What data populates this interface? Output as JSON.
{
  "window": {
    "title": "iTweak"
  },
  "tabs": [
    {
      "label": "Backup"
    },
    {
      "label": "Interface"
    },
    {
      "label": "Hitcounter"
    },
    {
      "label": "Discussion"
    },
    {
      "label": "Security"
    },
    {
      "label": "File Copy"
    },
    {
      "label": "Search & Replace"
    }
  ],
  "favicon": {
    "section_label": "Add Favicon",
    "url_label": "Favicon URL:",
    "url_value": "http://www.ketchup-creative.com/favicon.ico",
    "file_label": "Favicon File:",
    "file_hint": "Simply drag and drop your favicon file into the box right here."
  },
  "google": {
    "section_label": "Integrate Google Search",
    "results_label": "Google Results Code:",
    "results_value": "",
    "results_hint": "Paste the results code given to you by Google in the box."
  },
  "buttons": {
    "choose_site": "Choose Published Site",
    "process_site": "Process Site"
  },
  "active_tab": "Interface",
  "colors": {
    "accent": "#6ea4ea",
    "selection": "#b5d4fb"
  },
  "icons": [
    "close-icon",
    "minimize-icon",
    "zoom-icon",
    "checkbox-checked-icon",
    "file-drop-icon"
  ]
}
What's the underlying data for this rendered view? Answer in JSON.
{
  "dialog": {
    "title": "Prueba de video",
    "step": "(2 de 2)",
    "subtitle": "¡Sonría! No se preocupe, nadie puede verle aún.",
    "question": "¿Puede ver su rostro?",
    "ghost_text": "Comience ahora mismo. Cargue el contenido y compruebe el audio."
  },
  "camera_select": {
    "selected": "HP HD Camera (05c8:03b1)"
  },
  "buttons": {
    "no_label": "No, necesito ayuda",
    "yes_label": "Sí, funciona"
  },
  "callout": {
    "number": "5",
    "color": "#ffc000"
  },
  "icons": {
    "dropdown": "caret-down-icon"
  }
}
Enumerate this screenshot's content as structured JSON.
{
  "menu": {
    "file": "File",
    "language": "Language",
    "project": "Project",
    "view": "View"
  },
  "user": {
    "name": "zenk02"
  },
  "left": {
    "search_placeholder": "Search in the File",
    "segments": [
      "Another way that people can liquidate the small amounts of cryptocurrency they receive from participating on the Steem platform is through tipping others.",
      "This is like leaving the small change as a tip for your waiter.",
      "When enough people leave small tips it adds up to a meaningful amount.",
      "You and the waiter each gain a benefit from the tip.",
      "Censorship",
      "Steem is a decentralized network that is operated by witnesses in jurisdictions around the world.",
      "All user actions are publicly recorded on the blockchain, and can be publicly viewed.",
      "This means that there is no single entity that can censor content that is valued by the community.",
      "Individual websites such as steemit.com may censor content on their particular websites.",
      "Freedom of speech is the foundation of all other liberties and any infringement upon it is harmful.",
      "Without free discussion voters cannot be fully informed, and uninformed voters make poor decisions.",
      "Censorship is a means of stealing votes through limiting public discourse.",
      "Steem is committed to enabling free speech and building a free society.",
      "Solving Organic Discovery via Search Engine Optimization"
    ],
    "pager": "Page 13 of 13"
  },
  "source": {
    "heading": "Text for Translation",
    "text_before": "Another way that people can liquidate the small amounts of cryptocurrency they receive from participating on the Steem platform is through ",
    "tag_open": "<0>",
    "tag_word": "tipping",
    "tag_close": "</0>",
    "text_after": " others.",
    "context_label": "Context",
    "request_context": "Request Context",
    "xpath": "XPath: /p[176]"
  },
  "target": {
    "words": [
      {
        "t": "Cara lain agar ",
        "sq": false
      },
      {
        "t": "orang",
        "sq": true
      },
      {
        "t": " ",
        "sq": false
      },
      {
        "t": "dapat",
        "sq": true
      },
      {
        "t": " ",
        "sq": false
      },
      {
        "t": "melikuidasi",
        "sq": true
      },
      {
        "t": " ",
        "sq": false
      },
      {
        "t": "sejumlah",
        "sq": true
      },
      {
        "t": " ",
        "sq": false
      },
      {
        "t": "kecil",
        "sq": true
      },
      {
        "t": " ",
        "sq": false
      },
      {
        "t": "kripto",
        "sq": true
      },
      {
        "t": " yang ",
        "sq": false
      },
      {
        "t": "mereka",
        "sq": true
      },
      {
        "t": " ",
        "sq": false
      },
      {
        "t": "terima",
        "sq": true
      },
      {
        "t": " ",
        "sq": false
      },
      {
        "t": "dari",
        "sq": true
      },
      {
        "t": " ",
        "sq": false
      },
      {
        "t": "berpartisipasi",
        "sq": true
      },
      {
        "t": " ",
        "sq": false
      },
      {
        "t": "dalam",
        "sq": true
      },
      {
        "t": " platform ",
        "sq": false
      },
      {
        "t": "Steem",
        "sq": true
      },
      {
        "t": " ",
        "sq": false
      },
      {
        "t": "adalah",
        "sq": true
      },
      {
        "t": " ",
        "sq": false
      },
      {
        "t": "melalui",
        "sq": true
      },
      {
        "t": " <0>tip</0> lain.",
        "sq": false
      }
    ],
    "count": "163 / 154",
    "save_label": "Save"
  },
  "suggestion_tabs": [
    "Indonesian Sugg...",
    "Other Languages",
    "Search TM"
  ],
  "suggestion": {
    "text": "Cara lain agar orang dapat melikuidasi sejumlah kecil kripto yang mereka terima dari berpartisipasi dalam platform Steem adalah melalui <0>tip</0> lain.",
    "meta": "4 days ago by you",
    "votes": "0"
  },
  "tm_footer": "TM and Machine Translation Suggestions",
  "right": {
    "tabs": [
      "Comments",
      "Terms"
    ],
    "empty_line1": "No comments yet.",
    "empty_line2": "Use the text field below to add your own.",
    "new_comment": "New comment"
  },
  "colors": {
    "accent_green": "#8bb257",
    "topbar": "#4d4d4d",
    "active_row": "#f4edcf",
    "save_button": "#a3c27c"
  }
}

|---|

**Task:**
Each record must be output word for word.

**Task solution:**
What data populates this interface? Output as JSON.
{
  "window": {
    "title": "iTweak"
  },
  "tabs": [
    {
      "label": "Backup"
    },
    {
      "label": "Interface"
    },
    {
      "label": "Hitcounter"
    },
    {
      "label": "Discussion"
    },
    {
      "label": "Security"
    },
    {
      "label": "File Copy"
    },
    {
      "label": "Search & Replace"
    }
  ],
  "favicon": {
    "section_label": "Add Favicon",
    "url_label": "Favicon URL:",
    "url_value": "http://www.ketchup-creative.com/favicon.ico",
    "file_label": "Favicon File:",
    "file_hint": "Simply drag and drop your favicon file into the box right here."
  },
  "google": {
    "section_label": "Integrate Google Search",
    "results_label": "Google Results Code:",
    "results_value": "",
    "results_hint": "Paste the results code given to you by Google in the box."
  },
  "buttons": {
    "choose_site": "Choose Published Site",
    "process_site": "Process Site"
  },
  "active_tab": "Interface",
  "colors": {
    "accent": "#6ea4ea",
    "selection": "#b5d4fb"
  },
  "icons": [
    "close-icon",
    "minimize-icon",
    "zoom-icon",
    "checkbox-checked-icon",
    "file-drop-icon"
  ]
}
What's the underlying data for this rendered view? Answer in JSON.
{
  "dialog": {
    "title": "Prueba de video",
    "step": "(2 de 2)",
    "subtitle": "¡Sonría! No se preocupe, nadie puede verle aún.",
    "question": "¿Puede ver su rostro?",
    "ghost_text": "Comience ahora mismo. Cargue el contenido y compruebe el audio."
  },
  "camera_select": {
    "selected": "HP HD Camera (05c8:03b1)"
  },
  "buttons": {
    "no_label": "No, necesito ayuda",
    "yes_label": "Sí, funciona"
  },
  "callout": {
    "number": "5",
    "color": "#ffc000"
  },
  "icons": {
    "dropdown": "caret-down-icon"
  }
}
Enumerate this screenshot's content as structured JSON.
{
  "menu": {
    "file": "File",
    "language": "Language",
    "project": "Project",
    "view": "View"
  },
  "user": {
    "name": "zenk02"
  },
  "left": {
    "search_placeholder": "Search in the File",
    "segments": [
      "Another way that people can liquidate the small amounts of cryptocurrency they receive from participating on the Steem platform is through tipping others.",
      "This is like leaving the small change as a tip for your waiter.",
      "When enough people leave small tips it adds up to a meaningful amount.",
      "You and the waiter each gain a benefit from the tip.",
      "Censorship",
      "Steem is a decentralized network that is operated by witnesses in jurisdictions around the world.",
      "All user actions are publicly recorded on the blockchain, and can be publicly viewed.",
      "This means that there is no single entity that can censor content that is valued by the community.",
      "Individual websites such as steemit.com may censor content on their particular websites.",
      "Freedom of speech is the foundation of all other liberties and any infringement upon it is harmful.",
      "Without free discussion voters cannot be fully informed, and uninformed voters make poor decisions.",
      "Censorship is a means of stealing votes through limiting public discourse.",
      "Steem is committed to enabling free speech and building a free society.",
      "Solving Organic Discovery via Search Engine Optimization"
    ],
    "pager": "Page 13 of 13"
  },
  "source": {
    "heading": "Text for Translation",
    "text_before": "Another way that people can liquidate the small amounts of cryptocurrency they receive from participating on the Steem platform is through ",
    "tag_open": "<0>",
    "tag_word": "tipping",
    "tag_close": "</0>",
    "text_after": " others.",
    "context_label": "Context",
    "request_context": "Request Context",
    "xpath": "XPath: /p[176]"
  },
  "target": {
    "words": [
      {
        "t": "Cara lain agar ",
        "sq": false
      },
      {
        "t": "orang",
        "sq": true
      },
      {
        "t": " ",
        "sq": false
      },
      {
        "t": "dapat",
        "sq": true
      },
      {
        "t": " ",
        "sq": false
      },
      {
        "t": "melikuidasi",
        "sq": true
      },
      {
        "t": " ",
        "sq": false
      },
      {
        "t": "sejumlah",
        "sq": true
      },
      {
        "t": " ",
        "sq": false
      },
      {
        "t": "kecil",
        "sq": true
      },
      {
        "t": " ",
        "sq": false
      },
      {
        "t": "kripto",
        "sq": true
      },
      {
        "t": " yang ",
        "sq": false
      },
      {
        "t": "mereka",
        "sq": true
      },
      {
        "t": " ",
        "sq": false
      },
      {
        "t": "terima",
        "sq": true
      },
      {
        "t": " ",
        "sq": false
      },
      {
        "t": "dari",
        "sq": true
      },
      {
        "t": " ",
        "sq": false
      },
      {
        "t": "berpartisipasi",
        "sq": true
      },
      {
        "t": " ",
        "sq": false
      },
      {
        "t": "dalam",
        "sq": true
      },
      {
        "t": " platform ",
        "sq": false
      },
      {
        "t": "Steem",
        "sq": true
      },
      {
        "t": " ",
        "sq": false
      },
      {
        "t": "adalah",
        "sq": true
      },
      {
        "t": " ",
        "sq": false
      },
      {
        "t": "melalui",
        "sq": true
      },
      {
        "t": " <0>tip</0> lain.",
        "sq": false
      }
    ],
    "count": "163 / 154",
    "save_label": "Save"
  },
  "suggestion_tabs": [
    "Indonesian Sugg...",
    "Other Languages",
    "Search TM"
  ],
  "suggestion": {
    "text": "Cara lain agar orang dapat melikuidasi sejumlah kecil kripto yang mereka terima dari berpartisipasi dalam platform Steem adalah melalui <0>tip</0> lain.",
    "meta": "4 days ago by you",
    "votes": "0"
  },
  "tm_footer": "TM and Machine Translation Suggestions",
  "right": {
    "tabs": [
      "Comments",
      "Terms"
    ],
    "empty_line1": "No comments yet.",
    "empty_line2": "Use the text field below to add your own.",
    "new_comment": "New comment"
  },
  "colors": {
    "accent_green": "#8bb257",
    "topbar": "#4d4d4d",
    "active_row": "#f4edcf",
    "save_button": "#a3c27c"
  }
}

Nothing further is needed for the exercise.